The “brain drain” overseas appears to be missing New Zealand information technology managers. For front-line staff, it appears to be a different story.
A Computerworld 1000 poll of 30 IT managers at New Zealand’s larger companies found only three respondents who had been personally approached about working overseas.
Frontline IT staff are in demand, however. Thirteen of the 30 respondents said someone from their company had been approached to work overseas, mostly in Europe or the US.
Programmer and NZ PC World columnist Geoff Palmer left New Zealand in May for the UK and took two-and-a-half weeks to find a job. He had three job offers from five interviews, and although he has now been working for six weeks he is still being chased by potential employers.
He says the skills most in demand are CICS, Cobol and DB2, while business analysts and people with any Microsoft certifications are also sought. “At a rough guess I’d say I have around 20 friends and former colleagues from the industry over here at the moment.”
He says most are in their early to mid-30s and for many it’s a return visit rather than their first overseas experience. “Many have property back in New Zealand and see a trip to Blighty as a quick way of paying off the mortgage.”

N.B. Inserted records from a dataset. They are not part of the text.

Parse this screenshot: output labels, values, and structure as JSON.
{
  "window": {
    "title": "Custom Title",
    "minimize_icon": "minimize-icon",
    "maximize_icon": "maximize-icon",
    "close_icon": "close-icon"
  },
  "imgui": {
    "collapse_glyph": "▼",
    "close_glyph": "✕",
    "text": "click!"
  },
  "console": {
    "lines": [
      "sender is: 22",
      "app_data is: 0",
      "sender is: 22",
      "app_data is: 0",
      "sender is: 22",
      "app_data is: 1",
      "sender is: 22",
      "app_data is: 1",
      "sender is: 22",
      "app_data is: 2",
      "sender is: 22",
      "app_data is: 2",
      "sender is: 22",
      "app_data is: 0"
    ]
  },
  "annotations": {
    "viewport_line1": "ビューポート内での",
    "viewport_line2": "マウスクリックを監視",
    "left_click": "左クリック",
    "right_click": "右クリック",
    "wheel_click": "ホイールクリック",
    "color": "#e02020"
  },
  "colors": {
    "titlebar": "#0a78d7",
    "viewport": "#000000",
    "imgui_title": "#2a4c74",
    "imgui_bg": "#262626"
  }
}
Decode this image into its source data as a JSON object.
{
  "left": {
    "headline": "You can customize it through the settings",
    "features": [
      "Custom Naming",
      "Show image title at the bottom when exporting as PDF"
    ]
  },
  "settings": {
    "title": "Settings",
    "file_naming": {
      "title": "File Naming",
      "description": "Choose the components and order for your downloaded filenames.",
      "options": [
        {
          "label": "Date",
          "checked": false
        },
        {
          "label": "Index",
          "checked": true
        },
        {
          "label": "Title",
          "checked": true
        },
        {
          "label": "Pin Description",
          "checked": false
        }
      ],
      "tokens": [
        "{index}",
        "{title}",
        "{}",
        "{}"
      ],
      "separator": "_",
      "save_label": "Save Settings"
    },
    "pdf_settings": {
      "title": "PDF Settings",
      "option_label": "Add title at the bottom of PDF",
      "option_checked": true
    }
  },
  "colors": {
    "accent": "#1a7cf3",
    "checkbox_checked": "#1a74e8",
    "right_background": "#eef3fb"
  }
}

One IT manager, who did not wish to be named, blames the attitude of senior management for the brain drain. “IT is still seen as an expense rather than an asset.” He knows of a number of IT managers who have left New Zealand for countries where they “feel appreciated” for the work they do. “Companies invest as little as they can get away with but expect to get a lot out of it.”

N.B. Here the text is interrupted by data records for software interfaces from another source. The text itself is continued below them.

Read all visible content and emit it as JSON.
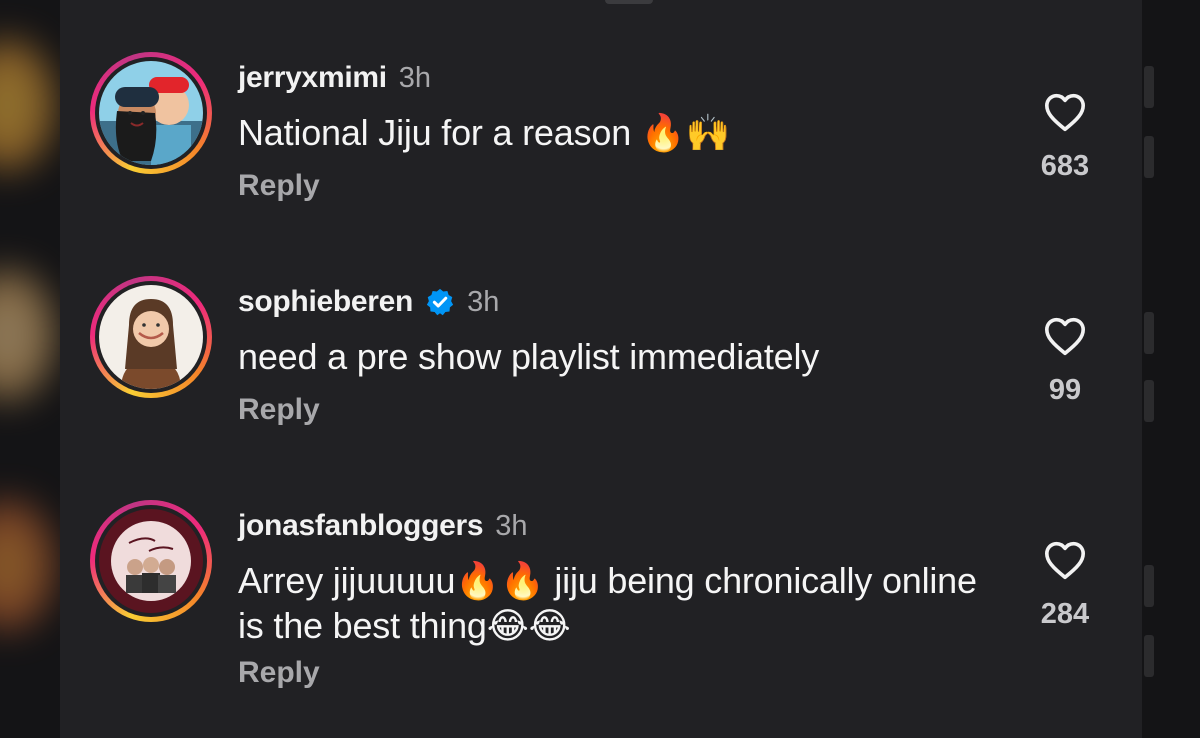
{
  "comments": [
    {
      "username": "jerryxmimi",
      "verified": false,
      "time": "3h",
      "text": "National Jiju for a reason 🔥🙌",
      "reply_label": "Reply",
      "likes": "683",
      "avatar_icon": "couple-photo-avatar"
    },
    {
      "username": "sophieberen",
      "verified": true,
      "time": "3h",
      "text": "need a pre show playlist immediately",
      "reply_label": "Reply",
      "likes": "99",
      "avatar_icon": "woman-photo-avatar"
    },
    {
      "username": "jonasfanbloggers",
      "verified": false,
      "time": "3h",
      "text": "Arrey jijuuuuu🔥🔥 jiju being chronically online is the best thing😂😂",
      "reply_label": "Reply",
      "likes": "284",
      "avatar_icon": "fan-group-logo-avatar"
    }
  ],
  "colors": {
    "background": "#212124",
    "username": "#f2f2f2",
    "secondary": "#a8a8ab",
    "verified_blue": "#0095f6"
  }
}
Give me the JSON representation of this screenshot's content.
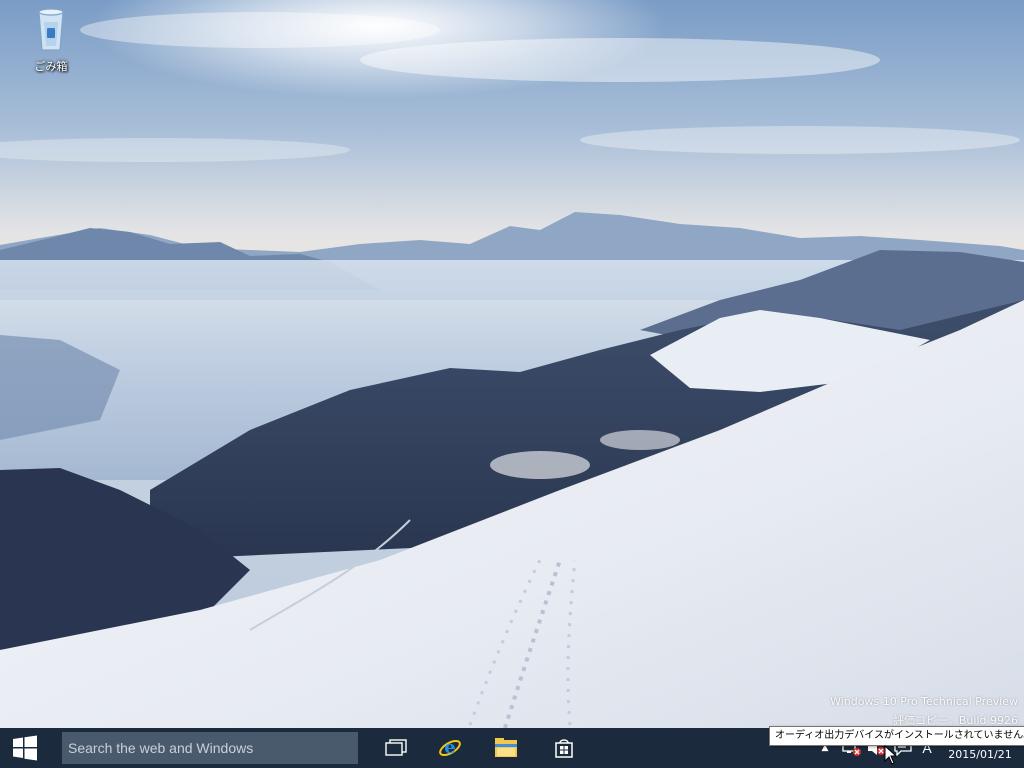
{
  "desktop": {
    "icons": [
      {
        "label": "ごみ箱",
        "icon": "recycle-bin-icon"
      }
    ],
    "watermark": {
      "line1": "Windows 10 Pro Technical Preview",
      "line2": "評価コピー。Build 9926"
    }
  },
  "taskbar": {
    "background": "#1b2a3d",
    "start_icon": "windows-logo-icon",
    "search": {
      "placeholder": "Search the web and Windows",
      "value": ""
    },
    "pinned": [
      {
        "icon": "task-view-icon"
      },
      {
        "icon": "internet-explorer-icon"
      },
      {
        "icon": "file-explorer-icon"
      },
      {
        "icon": "store-icon"
      }
    ],
    "tray": {
      "ime_indicator": "A",
      "tooltip": "オーディオ出力デバイスがインストールされていません。",
      "clock_date": "2015/01/21"
    }
  }
}
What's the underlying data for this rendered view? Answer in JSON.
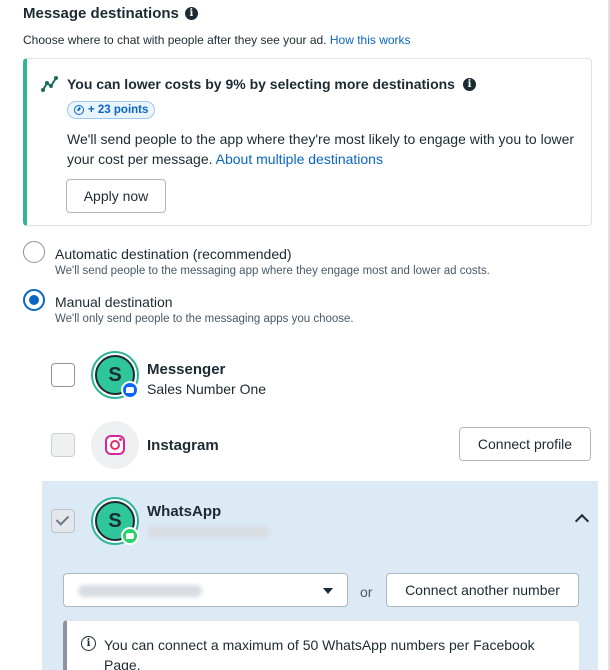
{
  "header": {
    "title": "Message destinations",
    "subtitle": "Choose where to chat with people after they see your ad.",
    "subtitle_link": "How this works"
  },
  "tip": {
    "title": "You can lower costs by 9% by selecting more destinations",
    "badge": "+ 23 points",
    "body": "We'll send people to the app where they're most likely to engage with you to lower your cost per message.",
    "body_link": "About multiple destinations",
    "apply_label": "Apply now"
  },
  "options": {
    "automatic": {
      "label": "Automatic destination (recommended)",
      "desc": "We'll send people to the messaging app where they engage most and lower ad costs.",
      "checked": false
    },
    "manual": {
      "label": "Manual destination",
      "desc": "We'll only send people to the messaging apps you choose.",
      "checked": true
    }
  },
  "destinations": {
    "messenger": {
      "name": "Messenger",
      "account": "Sales Number One",
      "avatar_letter": "S",
      "checked": false
    },
    "instagram": {
      "name": "Instagram",
      "connect_label": "Connect profile",
      "checked": false
    },
    "whatsapp": {
      "name": "WhatsApp",
      "avatar_letter": "S",
      "checked": true,
      "or_label": "or",
      "connect_label": "Connect another number",
      "limit_text": "You can connect a maximum of 50 WhatsApp numbers per Facebook Page."
    }
  },
  "colors": {
    "accent": "#0a66c2",
    "tip_border": "#2fb59a",
    "whatsapp_panel": "#dceaf6",
    "avatar_fill": "#2fc79a"
  },
  "icons": {
    "title_info": "info-icon",
    "tip": "graph-trend-icon",
    "badge": "gauge-icon",
    "collapse": "chevron-up-icon",
    "dropdown": "caret-down-icon",
    "limit_info": "info-outline-icon"
  }
}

New Zealand IT managers seem to be a loyal lot — 26 respondents claimed they had not been “actively looking” for overseas positions in the past year.
Brett Cook, IT manager for shipping specialists P&O Nedlloyd, has a different approach to the idea of brain drain. “We have a secondment scheme that allows us to travel around the world without having all the hassles.” Cook has been paid to travel to Europe and work there for P&O, and hasn’t felt the need to look for jobs elsewhere.
“I’ve got two guys overseas at the moment. It means they get to scratch the travel itch and we don’t lose their services.” Cook also believes many IT specialists aren’t in the job for the money but rather for the challenge, something they can get here in New Zealand, along with a high standard of living.
Palmer agrees, saying New Zealand companies can’t match the money being offered overseas but can do other things. “The company I’m working for, for example, must have the highest proportion of women of any DP [data processing] shop I’ve ever seen. Most are married with kids and the company is very flexible in its working arrangements to accommodate them — flexi-time, working from home, part-time work during school hours.”
Overall, however, the view of the brain drain problem is that it’s getting worse. One manager claimed that many New Zealand companies were too small for their staff to be poached by an overseas agency and that most moved up the ladder to a larger employer before making the leap overseas. The figures tend to agree with that point of view — eight respondents felt the situation hadn’t changed much, another eight had no opinion, while everyone else felt it was worse.
Palmer does sound a note a caution for would-be migrants. “Be quick. Signs of an economic slow-down are beginning to emerge over here — reduced consumer spending, falling exports and a levelling off of house prices.”
He says that in broad terms, full-time work will pay between £25,000 and £35,000 a year, with contracting paying between £50,000 and £100,000.